(Material for this task begins)

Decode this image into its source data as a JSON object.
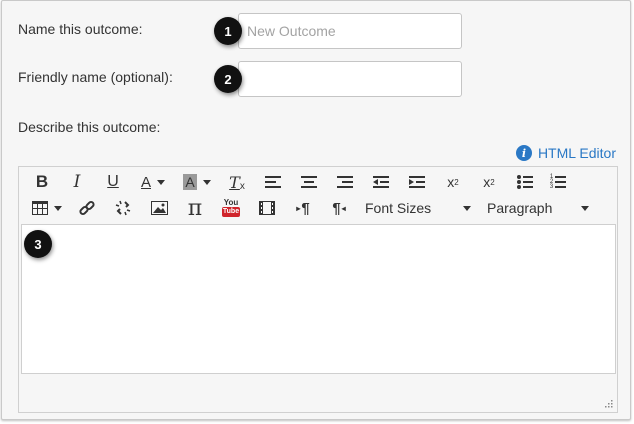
{
  "form": {
    "name_label": "Name this outcome:",
    "name_placeholder": "New Outcome",
    "name_value": "",
    "friendly_label": "Friendly name (optional):",
    "friendly_value": "",
    "describe_label": "Describe this outcome:",
    "html_editor_link": "HTML Editor",
    "info_icon_glyph": "i"
  },
  "markers": [
    "1",
    "2",
    "3"
  ],
  "toolbar": {
    "row1": [
      "bold-icon",
      "italic-icon",
      "underline-icon",
      "text-color-icon",
      "background-color-icon",
      "clear-formatting-icon",
      "align-left-icon",
      "align-center-icon",
      "align-right-icon",
      "outdent-icon",
      "indent-icon",
      "superscript-icon",
      "subscript-icon",
      "bullet-list-icon",
      "numbered-list-icon"
    ],
    "row2": [
      "table-icon",
      "link-icon",
      "unlink-icon",
      "image-icon",
      "equation-icon",
      "youtube-icon",
      "media-icon",
      "ltr-icon",
      "rtl-icon"
    ],
    "glyphs": {
      "bold": "B",
      "italic": "I",
      "underline": "U",
      "text_color": "A",
      "bg_color": "A",
      "clear_format": "T",
      "clear_x": "x",
      "equation": "π",
      "youtube_top": "You",
      "youtube_bottom": "Tube",
      "ltr": "¶",
      "rtl": "¶",
      "sup": "x",
      "sup_mark": "2",
      "sub": "x",
      "sub_mark": "2",
      "num1": "1",
      "num2": "2",
      "num3": "3"
    },
    "font_sizes_label": "Font Sizes",
    "paragraph_label": "Paragraph"
  },
  "colors": {
    "accent": "#2a78c5",
    "marker": "#111111"
  }
}
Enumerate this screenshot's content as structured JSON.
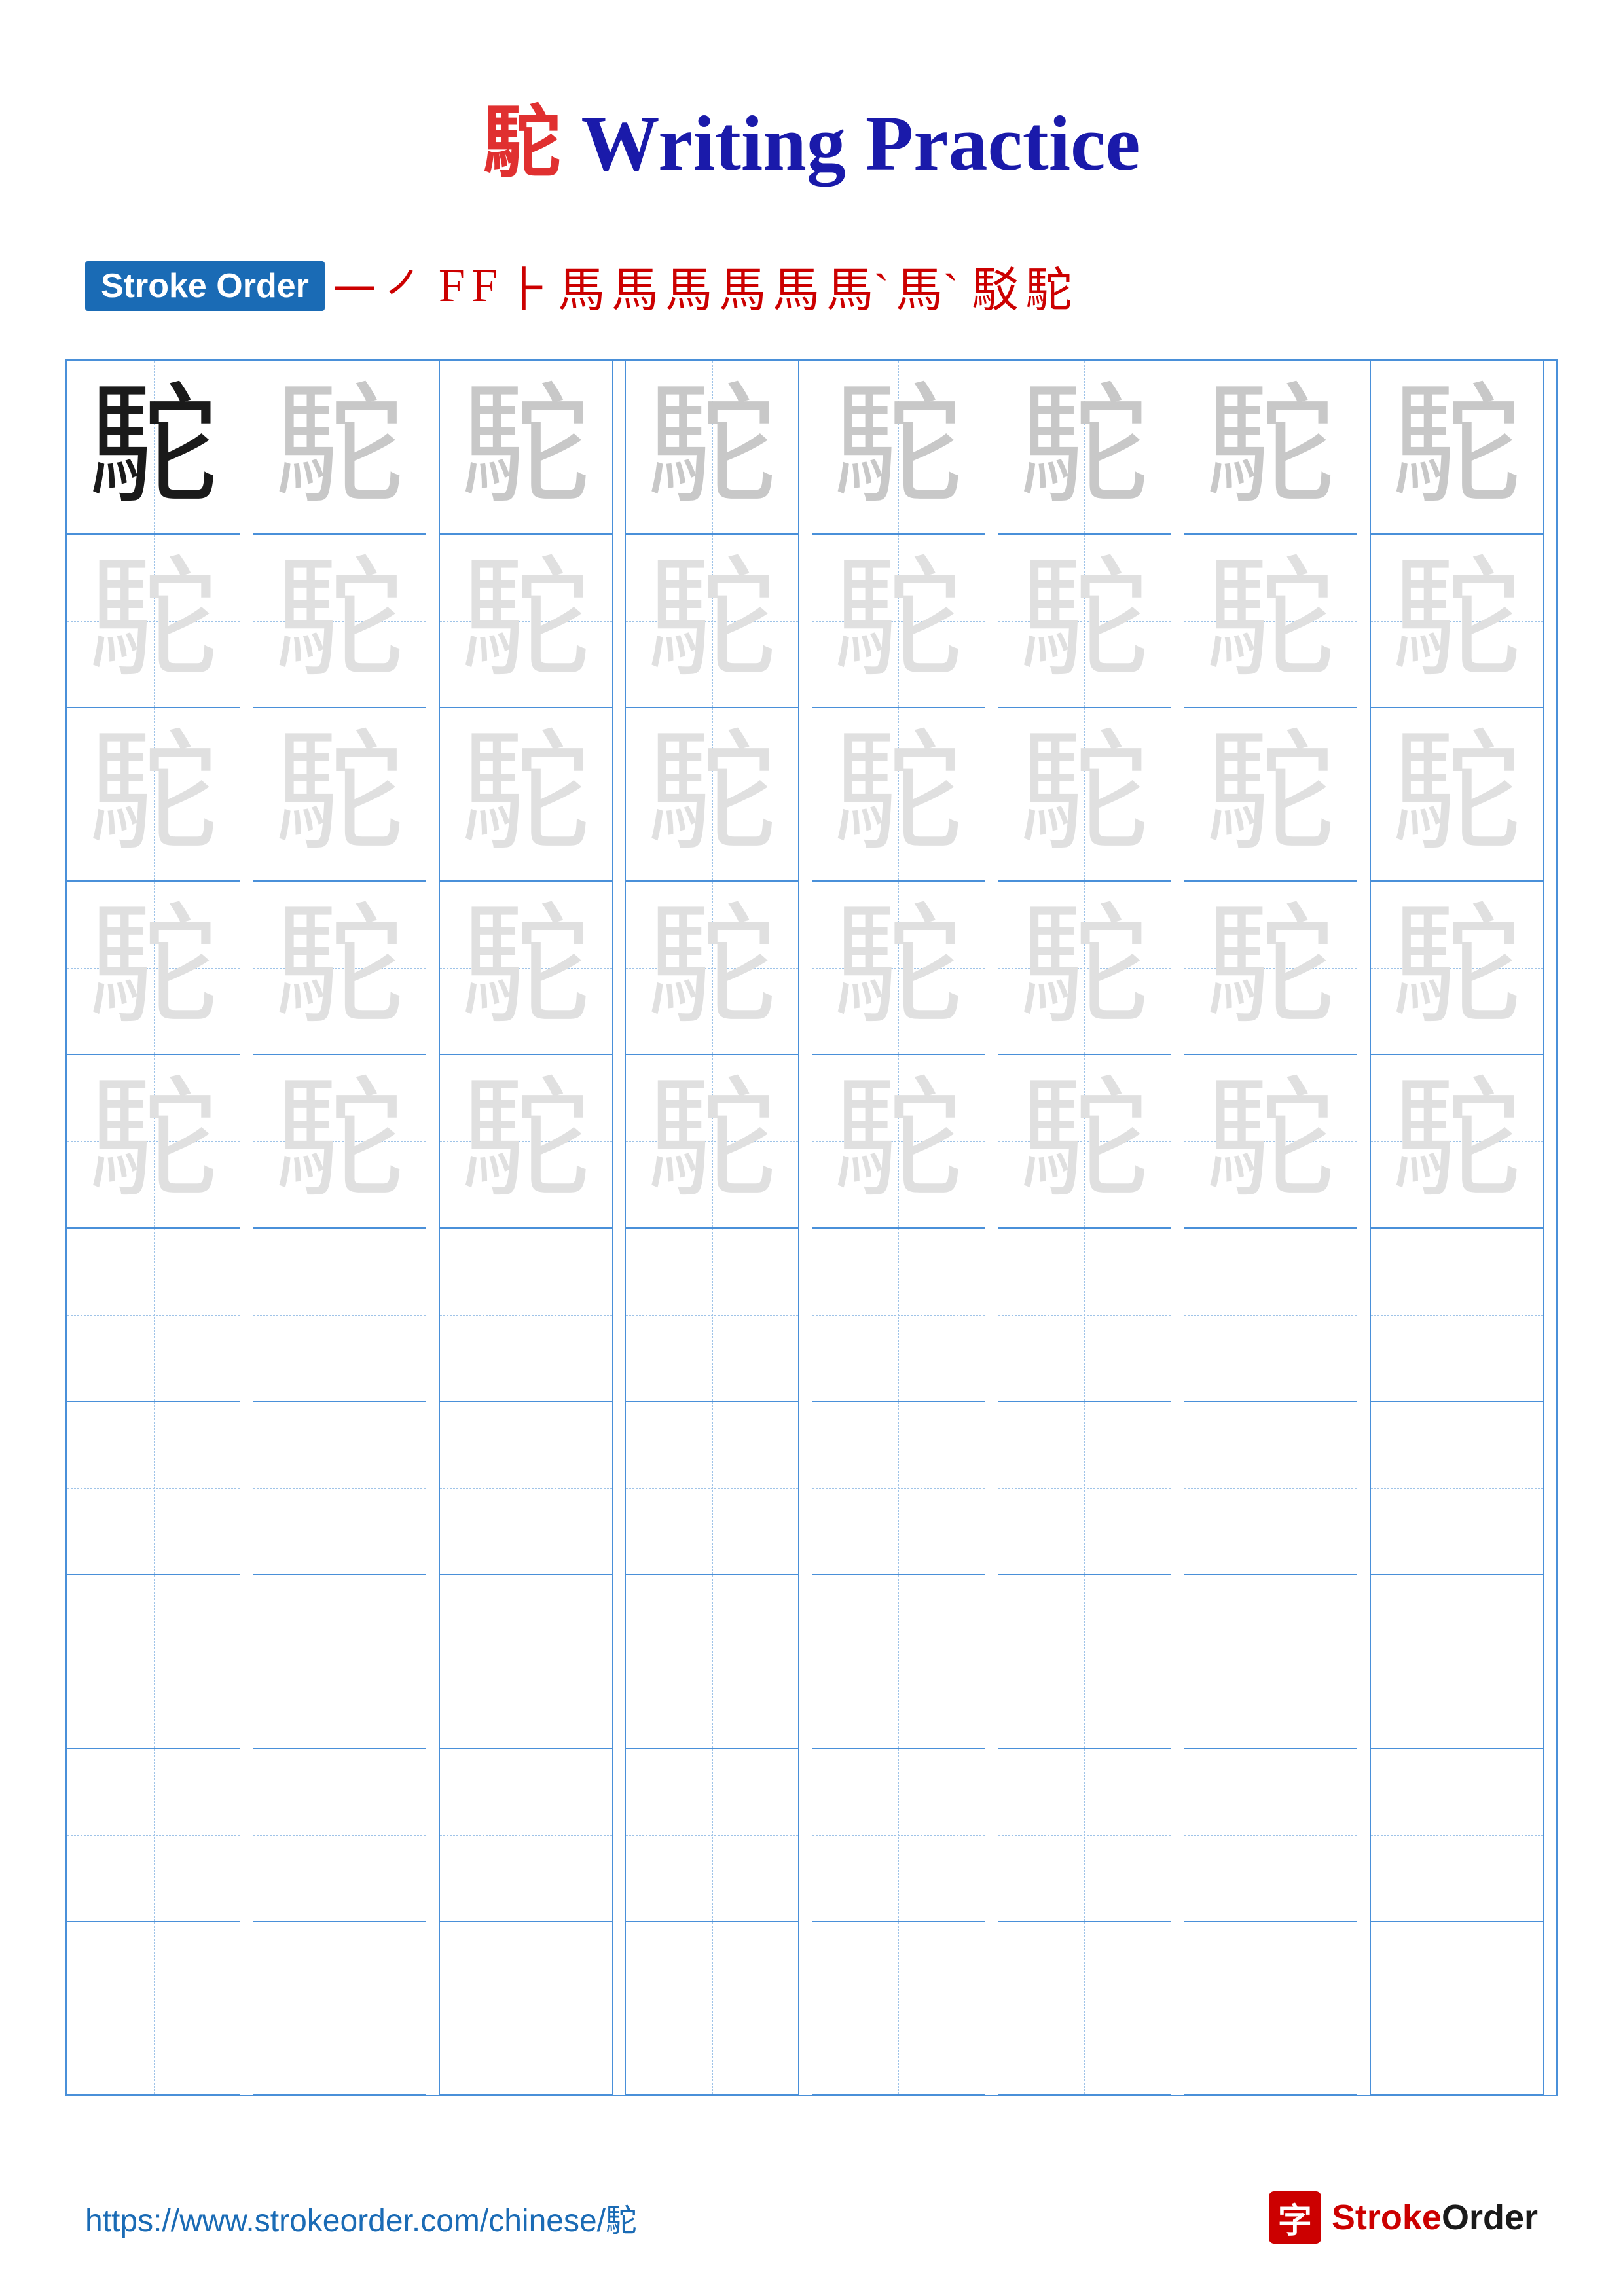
{
  "page": {
    "title_char": "駝",
    "title_text": "Writing Practice"
  },
  "stroke_order": {
    "label": "Stroke Order",
    "steps": [
      "㇐",
      "㇒",
      "F",
      "F",
      "⺊",
      "馬⁻",
      "馬",
      "馬",
      "馬",
      "馬",
      "馬`",
      "馬`",
      "駁",
      "駝"
    ]
  },
  "grid": {
    "char": "駝",
    "rows": 10,
    "cols": 8
  },
  "footer": {
    "url": "https://www.strokeorder.com/chinese/駝",
    "brand_icon": "字",
    "brand_text": "StrokeOrder"
  }
}
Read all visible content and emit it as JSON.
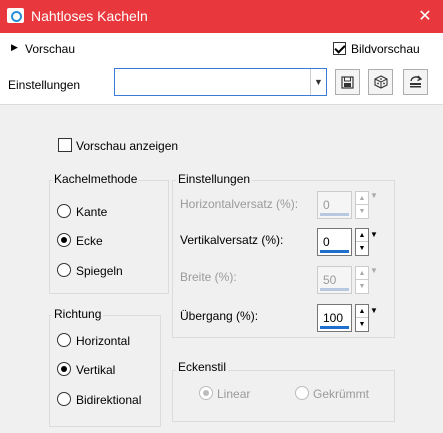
{
  "window": {
    "title": "Nahtloses Kacheln",
    "close_symbol": "✕"
  },
  "preview": {
    "label": "Vorschau",
    "bildvorschau_label": "Bildvorschau",
    "bildvorschau_checked": true
  },
  "settings_row": {
    "label": "Einstellungen",
    "preset_value": "",
    "tools": [
      "save-preset-icon",
      "randomize-icon",
      "reset-icon"
    ]
  },
  "vorschau_anzeigen": {
    "label": "Vorschau anzeigen",
    "checked": false
  },
  "kachelmethode": {
    "title": "Kachelmethode",
    "options": [
      "Kante",
      "Ecke",
      "Spiegeln"
    ],
    "selected": "Ecke"
  },
  "richtung": {
    "title": "Richtung",
    "options": [
      "Horizontal",
      "Vertikal",
      "Bidirektional"
    ],
    "selected": "Vertikal"
  },
  "einstellungen": {
    "title": "Einstellungen",
    "horizontalversatz": {
      "label": "Horizontalversatz (%):",
      "value": "0",
      "enabled": false
    },
    "vertikalversatz": {
      "label": "Vertikalversatz (%):",
      "value": "0",
      "enabled": true
    },
    "breite": {
      "label": "Breite (%):",
      "value": "50",
      "enabled": false
    },
    "uebergang": {
      "label": "Übergang (%):",
      "value": "100",
      "enabled": true
    }
  },
  "eckenstil": {
    "title": "Eckenstil",
    "options": [
      "Linear",
      "Gekrümmt"
    ],
    "selected": "Linear",
    "enabled": false
  },
  "colors": {
    "titlebar": "#e8383d",
    "accent": "#1f6fcf"
  }
}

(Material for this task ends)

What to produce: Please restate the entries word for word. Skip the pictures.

Finished task:
Decode this image into its source data as a JSON object.
{
  "form": {
    "name_label": "Name this outcome:",
    "name_placeholder": "New Outcome",
    "name_value": "",
    "friendly_label": "Friendly name (optional):",
    "friendly_value": "",
    "describe_label": "Describe this outcome:",
    "html_editor_link": "HTML Editor",
    "info_icon_glyph": "i"
  },
  "markers": [
    "1",
    "2",
    "3"
  ],
  "toolbar": {
    "row1": [
      "bold-icon",
      "italic-icon",
      "underline-icon",
      "text-color-icon",
      "background-color-icon",
      "clear-formatting-icon",
      "align-left-icon",
      "align-center-icon",
      "align-right-icon",
      "outdent-icon",
      "indent-icon",
      "superscript-icon",
      "subscript-icon",
      "bullet-list-icon",
      "numbered-list-icon"
    ],
    "row2": [
      "table-icon",
      "link-icon",
      "unlink-icon",
      "image-icon",
      "equation-icon",
      "youtube-icon",
      "media-icon",
      "ltr-icon",
      "rtl-icon"
    ],
    "glyphs": {
      "bold": "B",
      "italic": "I",
      "underline": "U",
      "text_color": "A",
      "bg_color": "A",
      "clear_format": "T",
      "clear_x": "x",
      "equation": "π",
      "youtube_top": "You",
      "youtube_bottom": "Tube",
      "ltr": "¶",
      "rtl": "¶",
      "sup": "x",
      "sup_mark": "2",
      "sub": "x",
      "sub_mark": "2",
      "num1": "1",
      "num2": "2",
      "num3": "3"
    },
    "font_sizes_label": "Font Sizes",
    "paragraph_label": "Paragraph"
  },
  "colors": {
    "accent": "#2a78c5",
    "marker": "#111111"
  }
}
Enumerate this screenshot's content as structured JSON.
{
  "page": {
    "title_char": "駝",
    "title_text": "Writing Practice"
  },
  "stroke_order": {
    "label": "Stroke Order",
    "steps": [
      "㇐",
      "㇒",
      "F",
      "F",
      "⺊",
      "馬⁻",
      "馬",
      "馬",
      "馬",
      "馬",
      "馬`",
      "馬`",
      "駁",
      "駝"
    ]
  },
  "grid": {
    "char": "駝",
    "rows": 10,
    "cols": 8
  },
  "footer": {
    "url": "https://www.strokeorder.com/chinese/駝",
    "brand_icon": "字",
    "brand_text": "StrokeOrder"
  }
}
Read all visible content and emit it as JSON.
{
  "window": {
    "title": "Nahtloses Kacheln",
    "close_symbol": "✕"
  },
  "preview": {
    "label": "Vorschau",
    "bildvorschau_label": "Bildvorschau",
    "bildvorschau_checked": true
  },
  "settings_row": {
    "label": "Einstellungen",
    "preset_value": "",
    "tools": [
      "save-preset-icon",
      "randomize-icon",
      "reset-icon"
    ]
  },
  "vorschau_anzeigen": {
    "label": "Vorschau anzeigen",
    "checked": false
  },
  "kachelmethode": {
    "title": "Kachelmethode",
    "options": [
      "Kante",
      "Ecke",
      "Spiegeln"
    ],
    "selected": "Ecke"
  },
  "richtung": {
    "title": "Richtung",
    "options": [
      "Horizontal",
      "Vertikal",
      "Bidirektional"
    ],
    "selected": "Vertikal"
  },
  "einstellungen": {
    "title": "Einstellungen",
    "horizontalversatz": {
      "label": "Horizontalversatz (%):",
      "value": "0",
      "enabled": false
    },
    "vertikalversatz": {
      "label": "Vertikalversatz (%):",
      "value": "0",
      "enabled": true
    },
    "breite": {
      "label": "Breite (%):",
      "value": "50",
      "enabled": false
    },
    "uebergang": {
      "label": "Übergang (%):",
      "value": "100",
      "enabled": true
    }
  },
  "eckenstil": {
    "title": "Eckenstil",
    "options": [
      "Linear",
      "Gekrümmt"
    ],
    "selected": "Linear",
    "enabled": false
  },
  "colors": {
    "titlebar": "#e8383d",
    "accent": "#1f6fcf"
  }
}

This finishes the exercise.